WORK REQUEST: Write out every entry exactly as it appears.

[Data records for software interfaces]
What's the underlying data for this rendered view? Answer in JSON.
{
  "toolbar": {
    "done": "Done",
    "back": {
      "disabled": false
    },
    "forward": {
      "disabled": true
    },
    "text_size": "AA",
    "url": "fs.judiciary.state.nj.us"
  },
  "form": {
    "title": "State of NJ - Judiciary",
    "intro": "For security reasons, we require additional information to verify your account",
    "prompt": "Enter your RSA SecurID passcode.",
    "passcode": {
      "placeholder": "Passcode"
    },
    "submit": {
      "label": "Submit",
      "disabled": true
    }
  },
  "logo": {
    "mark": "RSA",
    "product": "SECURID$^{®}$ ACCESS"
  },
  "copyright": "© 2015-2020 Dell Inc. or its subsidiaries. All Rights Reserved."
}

ANSWER FOR THIS EXERCISE:
What's the underlying data for this rendered view? Answer in JSON.
{
  "toolbar": {
    "done": "Done",
    "back": {
      "disabled": false
    },
    "forward": {
      "disabled": true
    },
    "text_size": "AA",
    "url": "fs.judiciary.state.nj.us"
  },
  "form": {
    "title": "State of NJ - Judiciary",
    "intro": "For security reasons, we require additional information to verify your account",
    "prompt": "Enter your RSA SecurID passcode.",
    "passcode": {
      "placeholder": "Passcode"
    },
    "submit": {
      "label": "Submit",
      "disabled": true
    }
  },
  "logo": {
    "mark": "RSA",
    "product": "SECURID$^{®}$ ACCESS"
  },
  "copyright": "© 2015-2020 Dell Inc. or its subsidiaries. All Rights Reserved."
}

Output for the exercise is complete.